Colon cancers develop from precancerous polyps that grow larger and eventually transform into cancer. It is believed to take about 10 years for a small precancerous polyp to grow into cancer.
Approximately 6% of colorectal cancers are diagnosed within 3 to 5 years after the patient received a colonoscopy , according to findings from a recent population-based stud
In most cases, colon and rectal cancers grow slowly over many years . Most of those cancers start as a growth called a polyp. Taking out a polyp early may keep it from turning into cance
The research also suggests that once a colon carcinoma develops, if it is going to spread outside the colon, it will do so in less than two years . Our research implies that the genetic machinery that causes metastases is hard-wired into the tumor from the beginnin
In general, colorectal cancers tend to be slow growing , gradually enlarging and eventually penetrating the bowel wall. When they do spread, it is usually through invasion of nearby lymph nodes. In fact, cancer cells may enter a lymph node even before the tumor penetrates through the intestinal wall.
Colon cancer, or cancer that begins in the lower part of the digestive tract, usually forms from a collection of benign (noncancerous) cells called an adenomatous polyp.

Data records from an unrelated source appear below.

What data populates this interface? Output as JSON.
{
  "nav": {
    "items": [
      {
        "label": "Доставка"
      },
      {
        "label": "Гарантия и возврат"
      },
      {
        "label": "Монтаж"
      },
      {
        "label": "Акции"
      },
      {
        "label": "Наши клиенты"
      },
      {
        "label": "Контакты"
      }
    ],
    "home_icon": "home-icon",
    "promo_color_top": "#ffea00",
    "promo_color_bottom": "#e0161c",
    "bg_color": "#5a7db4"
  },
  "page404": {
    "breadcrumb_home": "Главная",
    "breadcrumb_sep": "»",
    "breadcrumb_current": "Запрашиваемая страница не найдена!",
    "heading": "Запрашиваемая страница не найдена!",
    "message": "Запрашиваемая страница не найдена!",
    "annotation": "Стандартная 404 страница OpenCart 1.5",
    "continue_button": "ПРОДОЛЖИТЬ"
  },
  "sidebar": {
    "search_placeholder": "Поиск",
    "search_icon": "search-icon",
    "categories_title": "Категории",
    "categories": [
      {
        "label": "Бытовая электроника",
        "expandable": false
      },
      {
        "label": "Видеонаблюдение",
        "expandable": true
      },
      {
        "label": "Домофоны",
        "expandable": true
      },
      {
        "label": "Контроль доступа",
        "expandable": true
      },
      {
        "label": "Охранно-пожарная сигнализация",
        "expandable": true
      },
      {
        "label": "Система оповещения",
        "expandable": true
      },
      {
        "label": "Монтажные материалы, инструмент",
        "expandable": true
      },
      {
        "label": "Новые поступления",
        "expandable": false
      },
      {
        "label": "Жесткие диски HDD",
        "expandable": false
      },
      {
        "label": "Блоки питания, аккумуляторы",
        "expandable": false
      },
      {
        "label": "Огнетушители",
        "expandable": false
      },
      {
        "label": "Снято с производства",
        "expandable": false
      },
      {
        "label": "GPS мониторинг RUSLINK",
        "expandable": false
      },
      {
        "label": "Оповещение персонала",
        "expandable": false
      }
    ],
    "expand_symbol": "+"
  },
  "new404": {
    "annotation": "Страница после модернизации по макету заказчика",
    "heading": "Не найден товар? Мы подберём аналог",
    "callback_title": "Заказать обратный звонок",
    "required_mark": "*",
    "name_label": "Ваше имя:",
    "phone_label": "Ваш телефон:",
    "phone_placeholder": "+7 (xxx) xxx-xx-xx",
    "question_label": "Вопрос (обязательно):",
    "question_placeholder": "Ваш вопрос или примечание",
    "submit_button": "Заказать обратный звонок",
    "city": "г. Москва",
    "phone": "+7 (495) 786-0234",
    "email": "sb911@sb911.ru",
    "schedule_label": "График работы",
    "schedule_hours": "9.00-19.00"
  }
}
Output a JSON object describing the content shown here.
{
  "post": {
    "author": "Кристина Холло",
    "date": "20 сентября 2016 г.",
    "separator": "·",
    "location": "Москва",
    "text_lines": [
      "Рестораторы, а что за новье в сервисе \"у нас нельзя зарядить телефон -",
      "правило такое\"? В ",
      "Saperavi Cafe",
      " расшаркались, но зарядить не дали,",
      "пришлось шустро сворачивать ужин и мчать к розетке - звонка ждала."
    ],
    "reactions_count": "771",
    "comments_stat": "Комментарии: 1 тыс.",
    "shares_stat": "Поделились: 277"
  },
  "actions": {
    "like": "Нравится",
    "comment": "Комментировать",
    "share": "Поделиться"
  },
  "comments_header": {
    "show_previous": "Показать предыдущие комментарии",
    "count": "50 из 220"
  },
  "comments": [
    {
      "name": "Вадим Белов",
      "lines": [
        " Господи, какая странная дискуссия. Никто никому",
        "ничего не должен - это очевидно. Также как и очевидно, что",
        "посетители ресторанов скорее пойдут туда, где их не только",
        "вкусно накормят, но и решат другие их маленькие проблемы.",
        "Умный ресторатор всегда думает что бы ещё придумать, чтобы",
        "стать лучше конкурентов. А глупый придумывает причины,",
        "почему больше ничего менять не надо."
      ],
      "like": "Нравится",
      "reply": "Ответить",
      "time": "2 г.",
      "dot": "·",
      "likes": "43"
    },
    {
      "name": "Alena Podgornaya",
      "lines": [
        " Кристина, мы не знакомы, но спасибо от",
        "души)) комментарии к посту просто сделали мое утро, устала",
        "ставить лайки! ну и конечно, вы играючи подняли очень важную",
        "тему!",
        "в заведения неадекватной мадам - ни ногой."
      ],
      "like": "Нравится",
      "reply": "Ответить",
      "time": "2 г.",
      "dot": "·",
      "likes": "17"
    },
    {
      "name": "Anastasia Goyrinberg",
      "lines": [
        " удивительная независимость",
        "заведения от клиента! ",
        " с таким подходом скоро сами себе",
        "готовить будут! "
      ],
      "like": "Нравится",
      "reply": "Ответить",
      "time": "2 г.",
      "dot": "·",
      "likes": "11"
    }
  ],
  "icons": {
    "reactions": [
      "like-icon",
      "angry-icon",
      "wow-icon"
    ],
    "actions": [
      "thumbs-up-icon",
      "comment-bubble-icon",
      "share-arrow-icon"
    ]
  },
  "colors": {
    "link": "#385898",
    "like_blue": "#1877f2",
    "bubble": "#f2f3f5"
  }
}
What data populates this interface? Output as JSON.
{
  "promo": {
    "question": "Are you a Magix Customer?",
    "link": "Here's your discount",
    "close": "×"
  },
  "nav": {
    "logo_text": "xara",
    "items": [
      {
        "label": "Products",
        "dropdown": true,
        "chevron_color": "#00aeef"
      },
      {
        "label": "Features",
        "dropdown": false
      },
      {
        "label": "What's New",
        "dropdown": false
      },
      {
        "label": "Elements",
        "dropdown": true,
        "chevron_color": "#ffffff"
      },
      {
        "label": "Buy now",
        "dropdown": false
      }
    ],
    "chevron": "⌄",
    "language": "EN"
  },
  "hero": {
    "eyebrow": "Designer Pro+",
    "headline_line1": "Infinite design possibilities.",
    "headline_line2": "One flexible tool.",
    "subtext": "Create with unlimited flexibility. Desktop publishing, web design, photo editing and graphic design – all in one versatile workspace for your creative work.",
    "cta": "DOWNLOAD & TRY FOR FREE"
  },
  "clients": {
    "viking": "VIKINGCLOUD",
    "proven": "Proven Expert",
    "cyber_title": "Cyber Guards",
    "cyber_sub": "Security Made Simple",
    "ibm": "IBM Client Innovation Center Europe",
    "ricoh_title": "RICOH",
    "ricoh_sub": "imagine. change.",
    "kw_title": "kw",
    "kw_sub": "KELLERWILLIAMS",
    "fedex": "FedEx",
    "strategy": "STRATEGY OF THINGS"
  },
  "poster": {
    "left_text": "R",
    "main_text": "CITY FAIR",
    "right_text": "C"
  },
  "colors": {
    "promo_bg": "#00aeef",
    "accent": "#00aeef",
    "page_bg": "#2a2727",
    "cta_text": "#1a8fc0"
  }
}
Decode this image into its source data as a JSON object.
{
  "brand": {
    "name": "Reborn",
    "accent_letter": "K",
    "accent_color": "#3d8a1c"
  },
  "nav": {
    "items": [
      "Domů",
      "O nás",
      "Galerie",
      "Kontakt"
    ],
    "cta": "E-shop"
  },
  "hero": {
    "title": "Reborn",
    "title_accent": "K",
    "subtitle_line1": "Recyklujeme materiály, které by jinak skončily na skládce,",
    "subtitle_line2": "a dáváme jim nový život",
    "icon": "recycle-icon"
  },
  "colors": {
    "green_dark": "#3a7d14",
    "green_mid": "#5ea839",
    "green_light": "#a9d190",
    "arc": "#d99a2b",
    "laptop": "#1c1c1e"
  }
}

Most of these polyps will not become malignant (cancerous), but some can slowly turn into cancer over the course of about 10-15 years .
This means cancer and polyps can sometimes go undetected. So, despite having had a 'clear' colonoscopy, some patients go onto develop bowel cancer – referred to as post-colonoscopy colorectal cancer (PCCRC) or 'undetected cancer
Colorectal cancer doesn't just appear suddenly . It starts as a small growth on your colon, called a polyp, which rarely causes symptoms. If left alone over many years, polyps can grow into cance
Adenomas: Many colon polyps are the precancerous type, called adenomas. It can take seven to 10 or more years for an adenoma to evolve into cancer —if it ever does. Overall, only 5% of adenomas progress to cancer, but your individual risk is hard to predict.
Among 126,851 patients who underwent colonoscopies, 2,659 were diagnosed with colorectal cancer; 6% of these colorectal cancers were found to have developed within 6 to 60 months after a colonoscopy